When YouTube really started gaining ground about a decade ago, we had an ag client ask if we could create a “viral video” for them that would garner millions of views at very little cost. Something so engaging that people would be compelled to share it with their friends and it would spread like wildfire around the globe. They had read the rags-to-riches stories and we had all watched the videos. But the content of those videos usually involved kittens, babies, slipping-on-banana-peel mishaps or wardrobe malfunctions. Typically, they didn’t showcase the features and benefits of a particular farm product. Would the client be willing to sponsor something a little more entertainment-heavy than product-focused? And even then, we explained it was a long shot. That no one can predict what content might go viral in a big way. The conversation, and their interest, soon lost steam.
The YouTube rags-to-riches phenomenon not only helps shed light on the origins of the “digital is cheap” perception, it also points to the importance of quality content. You can’t bore people into buying your product. Whether you’re producing YouTube videos or web content, you need to offer something more than a list of your product features and benefits. You need to be either entertaining or extremely relevant. And, you need to do it well. Which leads to another source for the “digital is cheap” perception: poorly executed, on-the-cheap digital strategy and execution.
The kid in the basement
We live in a YouTube culture, where anyone with a computer and an internet connection can become a publisher or digital “expert.” How many times have you heard someone say they knew a “computer whiz” who could design you a website for $5,000 in his basement? We’ve heard it. But we also know that not every kid in his basement turns out to be a Steve Jobs or Bill Gates.
Today, the problem isn’t just the “kid in the basement.” We’ve moved on to what may look, on the surface at least, a little more respectful and legitimate. These are the “digital marketers” who promise great results with their $500/month package. The problem starts with a “one-size-fits-all” strategy. Sorry to say, but there is no off-the-shelf solution to improving your organic search ranking. It requires expertise in your content strategy in addition to staying current to Google’s rules and practices.
We’ve also seen a lot of poorly designed websites from these template-driven companies, with little to no functionality. We’ve seen meaningless content for content’s sake. Bad design. And bad grammar. Good web designers, content creators, user experience consultants and digital strategists are rare. And unfortunately, you get what you pay for.
A thing worth doing is worth doing right

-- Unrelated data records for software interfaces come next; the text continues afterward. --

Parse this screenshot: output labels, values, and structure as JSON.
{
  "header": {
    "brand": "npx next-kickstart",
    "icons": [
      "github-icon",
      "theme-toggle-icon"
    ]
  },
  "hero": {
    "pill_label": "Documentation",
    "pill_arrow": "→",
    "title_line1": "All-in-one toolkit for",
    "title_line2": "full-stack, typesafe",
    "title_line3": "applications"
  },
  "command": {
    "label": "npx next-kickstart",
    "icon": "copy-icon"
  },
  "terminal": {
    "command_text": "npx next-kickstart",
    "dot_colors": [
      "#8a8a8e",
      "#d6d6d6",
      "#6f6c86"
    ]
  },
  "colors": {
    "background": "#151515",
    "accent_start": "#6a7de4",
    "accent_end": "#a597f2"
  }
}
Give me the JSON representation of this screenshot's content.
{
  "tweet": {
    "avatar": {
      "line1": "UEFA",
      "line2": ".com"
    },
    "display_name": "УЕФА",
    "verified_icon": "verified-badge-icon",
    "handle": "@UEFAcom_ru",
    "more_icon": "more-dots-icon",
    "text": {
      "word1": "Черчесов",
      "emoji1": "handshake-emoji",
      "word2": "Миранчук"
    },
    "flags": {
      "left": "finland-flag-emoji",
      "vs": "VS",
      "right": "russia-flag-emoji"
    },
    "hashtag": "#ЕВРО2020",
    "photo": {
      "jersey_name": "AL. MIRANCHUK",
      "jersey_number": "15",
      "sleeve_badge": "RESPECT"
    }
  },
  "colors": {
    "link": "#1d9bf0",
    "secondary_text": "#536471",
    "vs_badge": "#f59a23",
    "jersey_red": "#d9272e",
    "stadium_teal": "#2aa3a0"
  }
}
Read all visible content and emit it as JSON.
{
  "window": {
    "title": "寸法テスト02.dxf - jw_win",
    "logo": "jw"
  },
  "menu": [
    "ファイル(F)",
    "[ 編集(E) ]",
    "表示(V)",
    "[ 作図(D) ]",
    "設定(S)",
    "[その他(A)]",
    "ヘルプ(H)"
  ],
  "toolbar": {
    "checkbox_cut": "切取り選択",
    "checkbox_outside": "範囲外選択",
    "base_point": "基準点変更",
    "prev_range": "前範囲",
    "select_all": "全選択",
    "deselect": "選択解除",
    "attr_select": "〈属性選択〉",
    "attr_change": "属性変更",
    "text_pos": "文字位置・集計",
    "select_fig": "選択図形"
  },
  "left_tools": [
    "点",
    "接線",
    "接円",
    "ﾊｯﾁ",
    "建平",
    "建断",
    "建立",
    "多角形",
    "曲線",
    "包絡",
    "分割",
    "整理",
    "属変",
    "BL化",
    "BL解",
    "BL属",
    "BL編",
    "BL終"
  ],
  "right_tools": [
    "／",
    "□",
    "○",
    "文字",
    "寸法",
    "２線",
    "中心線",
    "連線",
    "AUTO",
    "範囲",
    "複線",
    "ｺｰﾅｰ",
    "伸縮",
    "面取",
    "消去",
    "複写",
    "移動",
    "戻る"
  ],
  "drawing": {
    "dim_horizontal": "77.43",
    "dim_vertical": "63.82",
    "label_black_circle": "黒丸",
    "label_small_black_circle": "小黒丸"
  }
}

Cheap but poorly executed digital can actually end up being costly in the long run. For example, you could fail to reach your target audience by not being optimized correctly or by being on the wrong platform. Or you could lose the opportunity for customer engagement on a website with poor functionality and bad user experience. (Research shows that 40 percent of users will abandon a website that takes more than three seconds to load. Even a one-second delay decreases customer satisfaction by nearly 16 percent.)
Some costs are not as easily measured. For example, websites that are outdated, visually unappealing or have poor functionality can affect how consumers view the brand. Your digital presence is a direct reflection of your brand. If it looks cheap or outdated, then that’s how consumers will likely see you.
Digital isn’t cheaper. But the ROI can be better.
Good digital marketing can actually be more expensive at the outset than traditional media, but if done correctly, it can end up with much higher and more measurable returns.
A smart social media strategy, for example, can deliver a CPM at a fraction of the cost of traditional media. It can be more engaging/interactive and more measurable, too. But depending on the category and the audience you’re trying to reach, social media may only go so far.
In the ag sector, growers aren’t getting their product information from Facebook posts. They still depend on traditional print as their number one source for new product news. But they do visit company websites to get more information, and they are active in online forums and communities. So optimizing your online presence is still a smart investment.
We hope we’ve helped dispel the myth that digital is, by definition, cheap. And that we’ve shed some light on why it could be a costly mistake to approach your digital strategy with “cheap” in mind. We do believe that a thing worth doing is worth doing right. And that expertise and careful planning can make your digital dollar go a lot further.